### Task directions
Your task is to repeat the entries underneath exactly, minus the pictures.

### Data provided
#####

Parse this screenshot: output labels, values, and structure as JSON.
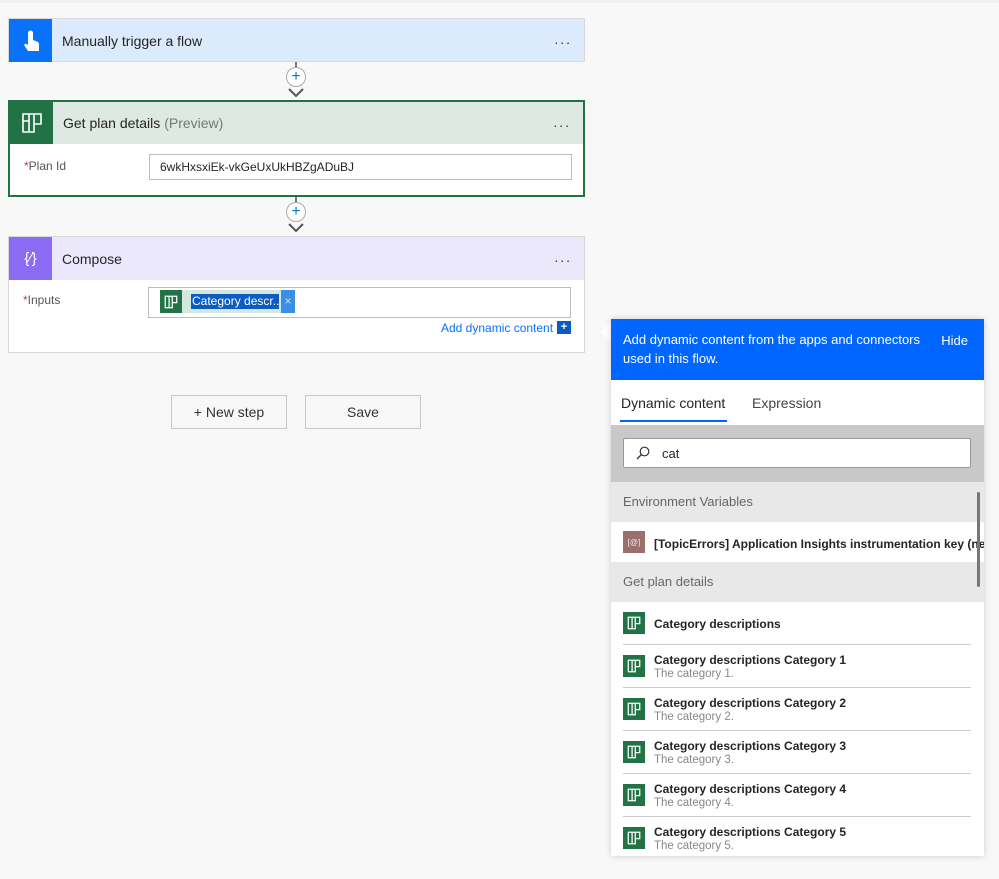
{
  "flow": {
    "trigger": {
      "title": "Manually trigger a flow",
      "more": "..."
    },
    "plan": {
      "title": "Get plan details",
      "suffix": "(Preview)",
      "more": "...",
      "field_label": "Plan Id",
      "field_value": "6wkHxsxiEk-vkGeUxUkHBZgADuBJ"
    },
    "compose": {
      "title": "Compose",
      "more": "...",
      "field_label": "Inputs",
      "token_label": "Category descr...",
      "token_remove": "×",
      "add_dynamic": "Add dynamic content",
      "add_icon": "+"
    },
    "connector_plus": "+",
    "required_mark": "*",
    "new_step": "+ New step",
    "save": "Save"
  },
  "panel": {
    "header": "Add dynamic content from the apps and connectors used in this flow.",
    "hide": "Hide",
    "tabs": [
      {
        "label": "Dynamic content",
        "active": true
      },
      {
        "label": "Expression",
        "active": false
      }
    ],
    "search_value": "cat",
    "sections": [
      {
        "title": "Environment Variables",
        "items": [
          {
            "title": "[TopicErrors] Application Insights instrumentation key (ne...",
            "icon": "environment-variable-icon"
          }
        ]
      },
      {
        "title": "Get plan details",
        "items": [
          {
            "title": "Category descriptions"
          },
          {
            "title": "Category descriptions Category 1",
            "subtitle": "The category 1."
          },
          {
            "title": "Category descriptions Category 2",
            "subtitle": "The category 2."
          },
          {
            "title": "Category descriptions Category 3",
            "subtitle": "The category 3."
          },
          {
            "title": "Category descriptions Category 4",
            "subtitle": "The category 4."
          },
          {
            "title": "Category descriptions Category 5",
            "subtitle": "The category 5."
          }
        ]
      }
    ]
  },
  "colors": {
    "trigger": "#0a72f8",
    "planner": "#217346",
    "compose": "#8c6cf4",
    "panel_header": "#0066ff"
  }
}
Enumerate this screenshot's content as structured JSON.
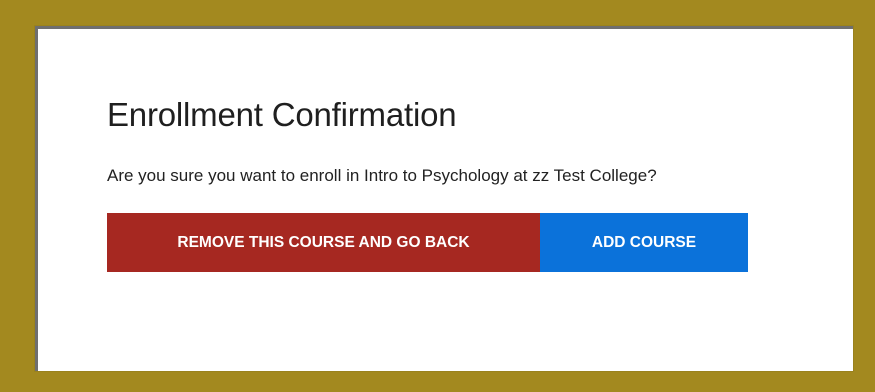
{
  "dialog": {
    "title": "Enrollment Confirmation",
    "message": "Are you sure you want to enroll in Intro to Psychology at zz Test College?",
    "remove_label": "REMOVE THIS COURSE AND GO BACK",
    "add_label": "ADD COURSE"
  },
  "colors": {
    "frame": "#a3891f",
    "remove_button": "#a62821",
    "add_button": "#0b72da"
  }
}
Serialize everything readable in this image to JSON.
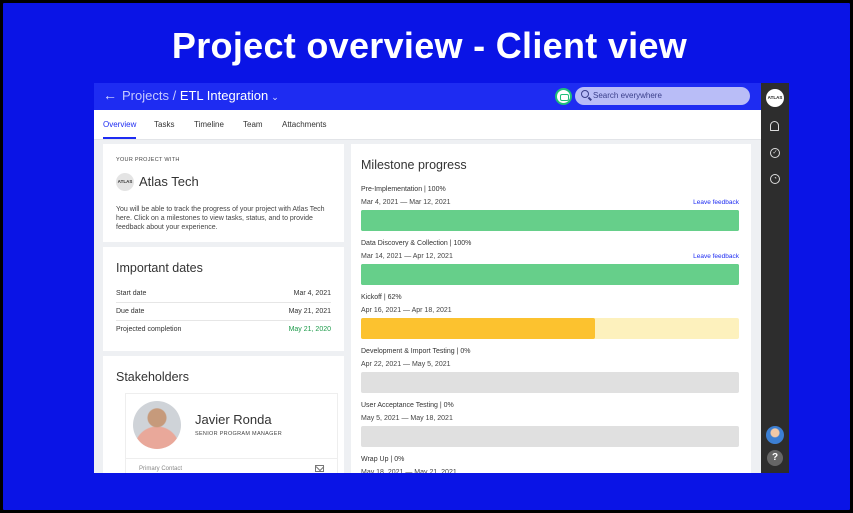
{
  "slide": {
    "title": "Project overview - Client view"
  },
  "header": {
    "back_glyph": "←",
    "breadcrumb_parent": "Projects",
    "breadcrumb_sep": " / ",
    "breadcrumb_current": "ETL Integration",
    "dropdown_glyph": "⌄",
    "search_placeholder": "Search everywhere"
  },
  "tabs": [
    {
      "label": "Overview",
      "active": true
    },
    {
      "label": "Tasks"
    },
    {
      "label": "Timeline"
    },
    {
      "label": "Team"
    },
    {
      "label": "Attachments"
    }
  ],
  "rail": {
    "logo_text": "ATLAS",
    "help_glyph": "?"
  },
  "client_card": {
    "eyebrow": "YOUR PROJECT WITH",
    "logo_text": "ATLAS",
    "company_name": "Atlas Tech",
    "description": "You will be able to track the progress of your project with Atlas Tech here. Click on a milestones to view tasks, status, and to provide feedback about your experience."
  },
  "important_dates": {
    "heading": "Important dates",
    "rows": [
      {
        "label": "Start date",
        "value": "Mar 4, 2021"
      },
      {
        "label": "Due date",
        "value": "May 21, 2021"
      },
      {
        "label": "Projected completion",
        "value": "May 21, 2020",
        "color": "#1d9b4a"
      }
    ]
  },
  "stakeholders": {
    "heading": "Stakeholders",
    "person": {
      "name": "Javier Ronda",
      "role": "SENIOR PROGRAM MANAGER",
      "contact_label": "Primary Contact"
    }
  },
  "milestones": {
    "heading": "Milestone progress",
    "feedback_label": "Leave feedback",
    "items": [
      {
        "name": "Pre-Implementation | 100%",
        "dates": "Mar 4, 2021 — Mar 12, 2021",
        "progress": 100,
        "feedback": true,
        "fill_color": "#66cf8a",
        "track_color": "#66cf8a"
      },
      {
        "name": "Data Discovery & Collection | 100%",
        "dates": "Mar 14, 2021 — Apr 12, 2021",
        "progress": 100,
        "feedback": true,
        "fill_color": "#66cf8a",
        "track_color": "#66cf8a"
      },
      {
        "name": "Kickoff | 62%",
        "dates": "Apr 16, 2021 — Apr 18, 2021",
        "progress": 62,
        "feedback": false,
        "fill_color": "#fcc22f",
        "track_color": "#fdf1bd"
      },
      {
        "name": "Development & Import Testing | 0%",
        "dates": "Apr 22, 2021 — May 5, 2021",
        "progress": 0,
        "feedback": false,
        "fill_color": "#e0e0e0",
        "track_color": "#e0e0e0"
      },
      {
        "name": "User Acceptance Testing | 0%",
        "dates": "May 5, 2021 — May 18, 2021",
        "progress": 0,
        "feedback": false,
        "fill_color": "#e0e0e0",
        "track_color": "#e0e0e0"
      },
      {
        "name": "Wrap Up | 0%",
        "dates": "May 18, 2021 — May 21, 2021",
        "progress": 0,
        "feedback": false,
        "fill_color": "#e0e0e0",
        "track_color": "#e0e0e0"
      }
    ]
  }
}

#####

### Output for this task
Parse this screenshot: output labels, values, and structure as JSON.
{
  "flow": {
    "trigger": {
      "title": "Manually trigger a flow",
      "more": "..."
    },
    "plan": {
      "title": "Get plan details",
      "suffix": "(Preview)",
      "more": "...",
      "field_label": "Plan Id",
      "field_value": "6wkHxsxiEk-vkGeUxUkHBZgADuBJ"
    },
    "compose": {
      "title": "Compose",
      "more": "...",
      "field_label": "Inputs",
      "token_label": "Category descr...",
      "token_remove": "×",
      "add_dynamic": "Add dynamic content",
      "add_icon": "+"
    },
    "connector_plus": "+",
    "required_mark": "*",
    "new_step": "+ New step",
    "save": "Save"
  },
  "panel": {
    "header": "Add dynamic content from the apps and connectors used in this flow.",
    "hide": "Hide",
    "tabs": [
      {
        "label": "Dynamic content",
        "active": true
      },
      {
        "label": "Expression",
        "active": false
      }
    ],
    "search_value": "cat",
    "sections": [
      {
        "title": "Environment Variables",
        "items": [
          {
            "title": "[TopicErrors] Application Insights instrumentation key (ne...",
            "icon": "environment-variable-icon"
          }
        ]
      },
      {
        "title": "Get plan details",
        "items": [
          {
            "title": "Category descriptions"
          },
          {
            "title": "Category descriptions Category 1",
            "subtitle": "The category 1."
          },
          {
            "title": "Category descriptions Category 2",
            "subtitle": "The category 2."
          },
          {
            "title": "Category descriptions Category 3",
            "subtitle": "The category 3."
          },
          {
            "title": "Category descriptions Category 4",
            "subtitle": "The category 4."
          },
          {
            "title": "Category descriptions Category 5",
            "subtitle": "The category 5."
          }
        ]
      }
    ]
  },
  "colors": {
    "trigger": "#0a72f8",
    "planner": "#217346",
    "compose": "#8c6cf4",
    "panel_header": "#0066ff"
  }
}
Enumerate this screenshot's content as structured JSON.
{
  "dialog": {
    "title": "Enrollment Confirmation",
    "message": "Are you sure you want to enroll in Intro to Psychology at zz Test College?",
    "remove_label": "REMOVE THIS COURSE AND GO BACK",
    "add_label": "ADD COURSE"
  },
  "colors": {
    "frame": "#a3891f",
    "remove_button": "#a62821",
    "add_button": "#0b72da"
  }
}
Serialize everything readable in this image to JSON.
{
  "slide": {
    "title": "Project overview - Client view"
  },
  "header": {
    "back_glyph": "←",
    "breadcrumb_parent": "Projects",
    "breadcrumb_sep": " / ",
    "breadcrumb_current": "ETL Integration",
    "dropdown_glyph": "⌄",
    "search_placeholder": "Search everywhere"
  },
  "tabs": [
    {
      "label": "Overview",
      "active": true
    },
    {
      "label": "Tasks"
    },
    {
      "label": "Timeline"
    },
    {
      "label": "Team"
    },
    {
      "label": "Attachments"
    }
  ],
  "rail": {
    "logo_text": "ATLAS",
    "help_glyph": "?"
  },
  "client_card": {
    "eyebrow": "YOUR PROJECT WITH",
    "logo_text": "ATLAS",
    "company_name": "Atlas Tech",
    "description": "You will be able to track the progress of your project with Atlas Tech here. Click on a milestones to view tasks, status, and to provide feedback about your experience."
  },
  "important_dates": {
    "heading": "Important dates",
    "rows": [
      {
        "label": "Start date",
        "value": "Mar 4, 2021"
      },
      {
        "label": "Due date",
        "value": "May 21, 2021"
      },
      {
        "label": "Projected completion",
        "value": "May 21, 2020",
        "color": "#1d9b4a"
      }
    ]
  },
  "stakeholders": {
    "heading": "Stakeholders",
    "person": {
      "name": "Javier Ronda",
      "role": "SENIOR PROGRAM MANAGER",
      "contact_label": "Primary Contact"
    }
  },
  "milestones": {
    "heading": "Milestone progress",
    "feedback_label": "Leave feedback",
    "items": [
      {
        "name": "Pre-Implementation | 100%",
        "dates": "Mar 4, 2021 — Mar 12, 2021",
        "progress": 100,
        "feedback": true,
        "fill_color": "#66cf8a",
        "track_color": "#66cf8a"
      },
      {
        "name": "Data Discovery & Collection | 100%",
        "dates": "Mar 14, 2021 — Apr 12, 2021",
        "progress": 100,
        "feedback": true,
        "fill_color": "#66cf8a",
        "track_color": "#66cf8a"
      },
      {
        "name": "Kickoff | 62%",
        "dates": "Apr 16, 2021 — Apr 18, 2021",
        "progress": 62,
        "feedback": false,
        "fill_color": "#fcc22f",
        "track_color": "#fdf1bd"
      },
      {
        "name": "Development & Import Testing | 0%",
        "dates": "Apr 22, 2021 — May 5, 2021",
        "progress": 0,
        "feedback": false,
        "fill_color": "#e0e0e0",
        "track_color": "#e0e0e0"
      },
      {
        "name": "User Acceptance Testing | 0%",
        "dates": "May 5, 2021 — May 18, 2021",
        "progress": 0,
        "feedback": false,
        "fill_color": "#e0e0e0",
        "track_color": "#e0e0e0"
      },
      {
        "name": "Wrap Up | 0%",
        "dates": "May 18, 2021 — May 21, 2021",
        "progress": 0,
        "feedback": false,
        "fill_color": "#e0e0e0",
        "track_color": "#e0e0e0"
      }
    ]
  }
}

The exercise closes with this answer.